The Church, he said, “cannot accept relationships between people of the same sex in a way that means they will be treated as marriage.”

On priestly celibacy, a hot topic for the ultra-liberal German Catholic Church, the issue is closed, he added. “Priestly celibacy is the example and words of Jesus and found in the spiritual experience of the Latin Church, a particular expression.” Rumblings within the Catholic Church in Germany to change this practice, he said, come from misunderstandings of sexuality common to the times.

He also decried the growing notion of a “German Church” understood as separate and independent from Rome. He spoke instead of the Catholic Church in Germany, saying that it suffers not from “Roman centralism” but the fact that “we have too little unity.”

“The Church does not suffer from centralization, but the fact that the centrifugal forces are too strong.”

In a previous interview last year, Müller said that being Catholic at a “reduced price” was not possible, but one had to accept Catholic teaching in its entirety. People cannot create their own Church, “according to taste and in respect to the zeitgeist.”

Josef Schuster, vice president of the Central Council of Jews in Germany, responded to the comments, saying that Müller does not know what a “pogrom” means. The archbishop, he said, as one of the highest dignitaries of the Catholic Church,  “would be well advised to immediately correct his statement publicly”.

But Jerusalem Rabbi David Rosen, the international director of the American Jewish Committee for Interreligious Affairs, has countered that the comments have been interpreted “maliciously”.

“Is no comparison with the atrocities of the Holocaust ever appropriate?” asked Rosen.

“It is also clear to any reasonable person,” he added, “It is also clear to any reasonable person who rereads the words of Archbishop Müller, however, that such a comparison was not his intention.
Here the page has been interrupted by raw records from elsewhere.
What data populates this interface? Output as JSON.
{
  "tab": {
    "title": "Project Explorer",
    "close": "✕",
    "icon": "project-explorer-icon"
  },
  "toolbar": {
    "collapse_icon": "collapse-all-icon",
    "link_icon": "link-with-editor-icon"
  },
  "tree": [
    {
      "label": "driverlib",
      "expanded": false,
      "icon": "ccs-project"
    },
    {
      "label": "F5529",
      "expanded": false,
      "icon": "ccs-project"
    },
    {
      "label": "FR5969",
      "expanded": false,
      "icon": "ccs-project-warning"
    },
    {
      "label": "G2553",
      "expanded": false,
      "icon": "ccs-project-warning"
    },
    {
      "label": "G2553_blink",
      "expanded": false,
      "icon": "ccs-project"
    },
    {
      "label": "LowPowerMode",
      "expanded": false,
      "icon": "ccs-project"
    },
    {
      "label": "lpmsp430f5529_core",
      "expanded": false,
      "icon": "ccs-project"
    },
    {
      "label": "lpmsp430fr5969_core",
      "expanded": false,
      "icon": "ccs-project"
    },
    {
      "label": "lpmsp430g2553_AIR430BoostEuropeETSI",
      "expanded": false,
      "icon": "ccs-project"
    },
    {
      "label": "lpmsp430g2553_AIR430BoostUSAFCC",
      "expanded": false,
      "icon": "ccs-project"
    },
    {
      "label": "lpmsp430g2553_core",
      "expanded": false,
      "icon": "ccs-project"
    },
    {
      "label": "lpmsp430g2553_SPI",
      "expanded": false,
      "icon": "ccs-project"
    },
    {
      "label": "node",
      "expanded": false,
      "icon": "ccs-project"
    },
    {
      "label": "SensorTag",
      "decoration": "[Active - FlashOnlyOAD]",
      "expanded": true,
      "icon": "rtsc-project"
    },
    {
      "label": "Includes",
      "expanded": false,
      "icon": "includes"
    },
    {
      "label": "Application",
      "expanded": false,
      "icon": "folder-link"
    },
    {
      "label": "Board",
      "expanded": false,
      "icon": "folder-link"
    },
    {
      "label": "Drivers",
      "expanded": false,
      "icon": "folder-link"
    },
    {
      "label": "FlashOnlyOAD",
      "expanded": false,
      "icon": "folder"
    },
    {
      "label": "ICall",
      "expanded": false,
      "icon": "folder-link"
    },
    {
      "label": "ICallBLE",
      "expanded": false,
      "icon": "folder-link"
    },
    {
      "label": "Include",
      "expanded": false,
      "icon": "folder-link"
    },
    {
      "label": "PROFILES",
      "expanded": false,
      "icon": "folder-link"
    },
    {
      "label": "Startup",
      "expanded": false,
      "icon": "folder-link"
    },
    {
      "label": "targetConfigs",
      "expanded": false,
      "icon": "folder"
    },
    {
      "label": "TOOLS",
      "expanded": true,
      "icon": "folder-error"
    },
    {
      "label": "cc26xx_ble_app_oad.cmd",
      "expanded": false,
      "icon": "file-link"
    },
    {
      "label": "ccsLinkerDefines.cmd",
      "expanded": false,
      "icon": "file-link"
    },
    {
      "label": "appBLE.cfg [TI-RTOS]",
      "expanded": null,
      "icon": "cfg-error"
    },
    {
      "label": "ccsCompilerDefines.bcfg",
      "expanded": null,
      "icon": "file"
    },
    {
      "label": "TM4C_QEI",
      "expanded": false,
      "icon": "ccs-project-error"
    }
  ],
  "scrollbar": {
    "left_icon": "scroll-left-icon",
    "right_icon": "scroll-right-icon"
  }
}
Refer to the interview, this can only be the result of malicious intent.”

Müller made his comments in response to a growing movement among the “Boomer” generation of extreme-left clergy in Germany, Austria and elsewhere. Groups of clergy and laity have formed in Germany, Austria and Ireland who have publicly declared themselves independent of the Catholic Church’s authority and denied certain key doctrines regarding the nature of the priesthood and the Church.

However, in June last year, one of the Church’s most prominent prelates, the Cardinal Archbishop of Vienna, Christoph Schönborn, who had been ordered by Rome to bring Austrian group into line, told the Austrian Priests’ Initiative that they will not be required to renounce their anti-Catholic work.

The Initiative had issued a public letter titled, “A Call to Disobedience,” that demanded the Church change her teachings on priestly celibacy and homosexuality, and had been the subject of a direct papal rebuke from the pulpit of St. Peter’s Basilica. Schönborn sympathetically heard their grievances, even bringing a letter from the group to give to the pope personally, and told them they must renounce only the letter’s use of the word “disobedience.”

“You can easily remain a member of the Priests Initiative,” the cardinal’s spokesman said. “You must only distance yourself from the ‘Call to Disobedience’ in an appropriate way.”